The rest of the day was spent wandering around the streets and taking pictures. I had a great time hanging out with the Captain and my friend M, who happened to know her way around Rome and parts of Italy after studying there for some time. We stopped by for some gelato and had dinner at a restaurant where I ordered carbonara. While the Captain’s parents were already in town, M’s and mine weren’t. My parents were scheduled to land the following day while M’s the day after and so were our other guests. Besides, the usual wedding related stress I was also worried about Eyjafjallajökull, the Icelandic volcano that erupted last year (less than a month before our wedding) and wreaked havoc on air travel. Although the Captain and I had plane tickets to Rome, for two weeks I was worried that the ash from the volcano would prevent us from traveling. Luckily, we made it just days before the big day, but were still anxious about our guests who were flying in from all over the United States.
The Captain and I still had a lot of work to do before our actual wedding date could be finalized. We had to go to the United States Embassy in Rome to obtain a Nulla Osta and to meet with the parish priest at Santa Susanna who would be performing our ceremony. We didn’t realize that the United States Embassy in Rome was only open a few days and were fortunate to be in town on the last day before it closed up for the week. Also, on our list was a meeting with the staff at the rooftop restaurant where we were having the reception, the photographer, and the florist.

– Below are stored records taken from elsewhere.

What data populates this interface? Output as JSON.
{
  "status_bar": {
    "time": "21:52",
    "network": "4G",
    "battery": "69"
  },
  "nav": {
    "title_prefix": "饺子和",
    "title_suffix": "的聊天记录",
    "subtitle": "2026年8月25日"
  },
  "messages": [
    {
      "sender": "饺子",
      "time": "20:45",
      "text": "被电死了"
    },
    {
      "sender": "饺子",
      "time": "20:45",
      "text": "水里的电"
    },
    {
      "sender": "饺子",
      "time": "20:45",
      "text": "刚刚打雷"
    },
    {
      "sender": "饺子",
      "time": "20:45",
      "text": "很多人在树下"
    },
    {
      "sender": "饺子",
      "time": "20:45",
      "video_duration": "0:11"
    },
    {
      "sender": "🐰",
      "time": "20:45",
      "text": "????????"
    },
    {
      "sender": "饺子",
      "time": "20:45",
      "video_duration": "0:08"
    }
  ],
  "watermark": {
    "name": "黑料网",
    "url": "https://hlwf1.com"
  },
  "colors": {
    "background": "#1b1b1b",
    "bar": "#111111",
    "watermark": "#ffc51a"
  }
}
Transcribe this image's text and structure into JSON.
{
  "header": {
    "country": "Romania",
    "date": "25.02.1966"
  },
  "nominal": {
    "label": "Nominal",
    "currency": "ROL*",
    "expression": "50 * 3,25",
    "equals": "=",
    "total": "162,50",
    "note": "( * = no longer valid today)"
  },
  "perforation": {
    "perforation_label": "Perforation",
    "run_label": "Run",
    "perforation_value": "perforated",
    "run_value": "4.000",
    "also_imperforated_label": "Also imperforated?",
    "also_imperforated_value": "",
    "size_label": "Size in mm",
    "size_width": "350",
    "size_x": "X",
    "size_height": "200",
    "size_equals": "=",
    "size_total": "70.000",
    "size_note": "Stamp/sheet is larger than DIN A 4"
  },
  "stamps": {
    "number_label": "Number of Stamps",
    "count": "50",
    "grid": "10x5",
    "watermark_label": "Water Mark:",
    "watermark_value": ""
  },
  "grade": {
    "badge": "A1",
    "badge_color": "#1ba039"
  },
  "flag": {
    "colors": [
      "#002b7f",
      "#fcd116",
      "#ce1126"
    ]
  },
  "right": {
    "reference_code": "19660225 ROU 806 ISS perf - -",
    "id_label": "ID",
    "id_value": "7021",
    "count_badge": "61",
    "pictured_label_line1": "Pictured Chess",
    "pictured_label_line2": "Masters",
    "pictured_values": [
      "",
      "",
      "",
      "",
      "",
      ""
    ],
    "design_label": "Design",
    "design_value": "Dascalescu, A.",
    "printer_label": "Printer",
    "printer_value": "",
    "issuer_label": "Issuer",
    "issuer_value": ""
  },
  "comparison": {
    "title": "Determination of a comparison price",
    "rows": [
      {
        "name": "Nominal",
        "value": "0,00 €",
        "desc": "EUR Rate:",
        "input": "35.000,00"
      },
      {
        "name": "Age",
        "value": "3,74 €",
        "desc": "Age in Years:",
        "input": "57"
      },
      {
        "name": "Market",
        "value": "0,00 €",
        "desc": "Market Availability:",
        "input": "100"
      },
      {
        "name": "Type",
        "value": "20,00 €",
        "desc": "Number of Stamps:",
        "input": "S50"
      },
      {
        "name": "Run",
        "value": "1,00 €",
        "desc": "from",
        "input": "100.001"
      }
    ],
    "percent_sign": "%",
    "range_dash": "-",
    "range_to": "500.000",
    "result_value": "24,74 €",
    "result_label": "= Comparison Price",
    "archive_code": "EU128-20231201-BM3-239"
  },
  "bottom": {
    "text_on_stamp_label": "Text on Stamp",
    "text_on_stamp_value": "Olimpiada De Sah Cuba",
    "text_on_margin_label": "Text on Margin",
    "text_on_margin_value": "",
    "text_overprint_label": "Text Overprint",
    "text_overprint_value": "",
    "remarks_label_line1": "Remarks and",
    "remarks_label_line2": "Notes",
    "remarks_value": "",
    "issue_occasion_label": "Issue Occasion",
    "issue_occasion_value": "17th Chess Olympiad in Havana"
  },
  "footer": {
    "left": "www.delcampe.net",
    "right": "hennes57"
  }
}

After dinner we walked to the Vatican where the Captain and I caught a glimpse of Saint Peter’s Basilica for the very first time. To stand amongst the pillars and columns that had guarded the bedrock of Christendom for centuries was simply incredible. I can’t even begin to describe the feelings it elicited in me. As we got closer to this, the holiest of Catholic sites and the place where I was going to enter into the sacrament of marriage with the love of my life, all of my worries disappeared. There, staring up at Michelangelo’s dome and surrounded by the work of countless masters, I truly felt as one with the eternal city. In that moment I was the happiest girl in the world.